While you’re there, look for apricots as well. Ripe ones will spell apricot-y or maybe a little rose-like. Store on the counter until they are slightly soft. If you aren’t ready to use them, store them in the fridge.
Don’t forget the side dishes!
Corn and basil cakes – recipe by Noble Pig
Freshly shucked corn is worth the little bit of extra effort. Look for corn with fresh-looking silks coming out of the top. If you aren’t using them right away, store them in the fridge. Get more info on corn, including a video on shucking from Martha Stewart.
Baked figs with goat cheese – recipe by Happy Kitchen Rocks
An easy recipe to serve for guests or put on that epic charcuterie board you’ve been planning. If your farmers market offers different fig varieties, grab some of each and bake them all up. Black mission figs are the most well-known: dark with a teardrop shape. Brown Turkey, Calimyrna, and Kadota are also worth trying.
Chili lime salted watermelon – recipe by My Diary of Us
This feels like it should be a margarita, but works as an appetizer or snack too. Limes are available year round.
Bonus section: desserts & drinks
Chocolate cherry galette – recipe from Baking a Moment
Because you can’t get enough cherry galettes, here is a chocolate version that is incredible. Cherries actually transport well so it shouldn’t be too hard to find pretty good ones wherever you live.
Blackberry cobbler – recipe by Homemade Food Junkie
Blackberries are grown in most climates so you have a good chance of finding them at your farmers market this month. Store them in the fridge on a paper towel-lined tray to absorb excess moisture.
Healthy lemon blueberry muffins with honey – recipe by Gluten Free with L.B.
Blueberries are highly perishable so it’s hard to find really flavorful ones at the supermarket. I like going to the farmers market for blueberries because I know I can taste them before buying.
However, muffins are very forgiving to fruit that is lacking in some flavor. Sugar and carbs can fix a lot of things 😉
Concord grape sherbert – recipe by The Messy Baker
This recipe will take a bit of work – you need to squeeze the pulp out of grapes and cook it down. Meanwhile you puree the skins and try to extract as much liquid from them as possible. But if you have some time, it’s worth it for a grape-juice-flavored sherbert – something you won’t find in stores.

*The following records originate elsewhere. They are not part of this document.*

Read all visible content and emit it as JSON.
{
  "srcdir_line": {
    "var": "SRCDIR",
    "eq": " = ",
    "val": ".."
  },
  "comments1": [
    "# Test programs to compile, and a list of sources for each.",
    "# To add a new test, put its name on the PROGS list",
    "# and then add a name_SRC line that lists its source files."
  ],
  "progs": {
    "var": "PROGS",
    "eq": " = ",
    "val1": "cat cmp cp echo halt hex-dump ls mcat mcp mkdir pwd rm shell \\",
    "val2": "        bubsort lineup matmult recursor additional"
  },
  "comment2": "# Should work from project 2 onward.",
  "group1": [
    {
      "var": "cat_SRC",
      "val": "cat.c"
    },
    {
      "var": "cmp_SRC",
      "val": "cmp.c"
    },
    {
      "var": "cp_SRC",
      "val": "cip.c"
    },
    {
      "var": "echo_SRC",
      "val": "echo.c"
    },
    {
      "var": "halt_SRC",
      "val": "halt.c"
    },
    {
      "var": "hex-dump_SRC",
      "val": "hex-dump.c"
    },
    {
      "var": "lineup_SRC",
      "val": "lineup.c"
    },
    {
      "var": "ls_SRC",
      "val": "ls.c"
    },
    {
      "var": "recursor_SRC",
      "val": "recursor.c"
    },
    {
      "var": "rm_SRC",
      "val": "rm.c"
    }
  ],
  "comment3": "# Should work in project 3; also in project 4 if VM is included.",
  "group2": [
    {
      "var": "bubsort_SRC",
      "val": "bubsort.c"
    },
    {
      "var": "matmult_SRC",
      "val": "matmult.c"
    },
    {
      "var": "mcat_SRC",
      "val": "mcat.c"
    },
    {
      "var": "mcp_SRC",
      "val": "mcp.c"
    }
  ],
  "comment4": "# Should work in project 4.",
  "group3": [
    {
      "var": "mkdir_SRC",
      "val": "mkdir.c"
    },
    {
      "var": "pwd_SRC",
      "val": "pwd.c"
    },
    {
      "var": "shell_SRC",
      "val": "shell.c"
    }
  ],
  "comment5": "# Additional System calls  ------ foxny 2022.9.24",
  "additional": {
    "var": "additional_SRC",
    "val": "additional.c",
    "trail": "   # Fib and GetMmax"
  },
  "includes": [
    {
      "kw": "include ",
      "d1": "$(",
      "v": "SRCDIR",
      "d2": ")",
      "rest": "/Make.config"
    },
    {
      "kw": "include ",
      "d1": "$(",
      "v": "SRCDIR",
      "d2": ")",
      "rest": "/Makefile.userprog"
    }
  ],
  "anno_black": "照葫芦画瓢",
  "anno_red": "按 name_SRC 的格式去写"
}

Blackberry, fig and bourbon punch – recipe by Heather Christo
This is another recipe where peak-season produce would be amazing. However, a recipe like this can give new life to produce that lacks a bit of flavor. Nothing a little sugar and bourbon can’t fix.
Blueberry basil margaritas – recipe by Supergolden Bakes
If you have an abundance of blueberries, this is the perfect excuse for an afternoon drink. One reviewer used 75% blueberries and 25% blackberries and said that was also delicious. (You could also use frozen berries in winter to escape the winter ‘blues’).
Nectarine and ginger lemonade – recipe by Happy and Harried
This recipe is made from fresh-squeezed lemons and a nectarine-ginger simple syrup. Any summer fruit can be used, not just nectarines.
This is another recipe that can use up less-flavorful fruit since it gets cooked down into a syrup.
Raspberry Mojitos – recipe by Heather Christo
Raspberries are so delicate, shipping is really difficult. Fortunately, they are grown across most of the US so you should have luck finding them locally near you. After you get the berries home, store them in the fridge on a paper towel-lined plate to absorb excess moisture. Also separate ones that are purple, as those are past their prime and might mold soon (so just eat them now).
Watermelon mojitos – recipe by Vintage Mixer
A super refreshing drink for a sunny afternoon. Throw the watermelon in a blender with some rum, simple syrup, and lime juice. Add some mint to be fancy, and you’re done.
Plum sauce fig shake – recipe by Mitzy At Home
If you are making this the same day you pick up the fruit, look for ones that are already ripened. Plums will feel soft under gentle pressure when ripe and figs will be plump with slightly wrinkled skin (one of the only fruits where wrinkled skin is a good sign).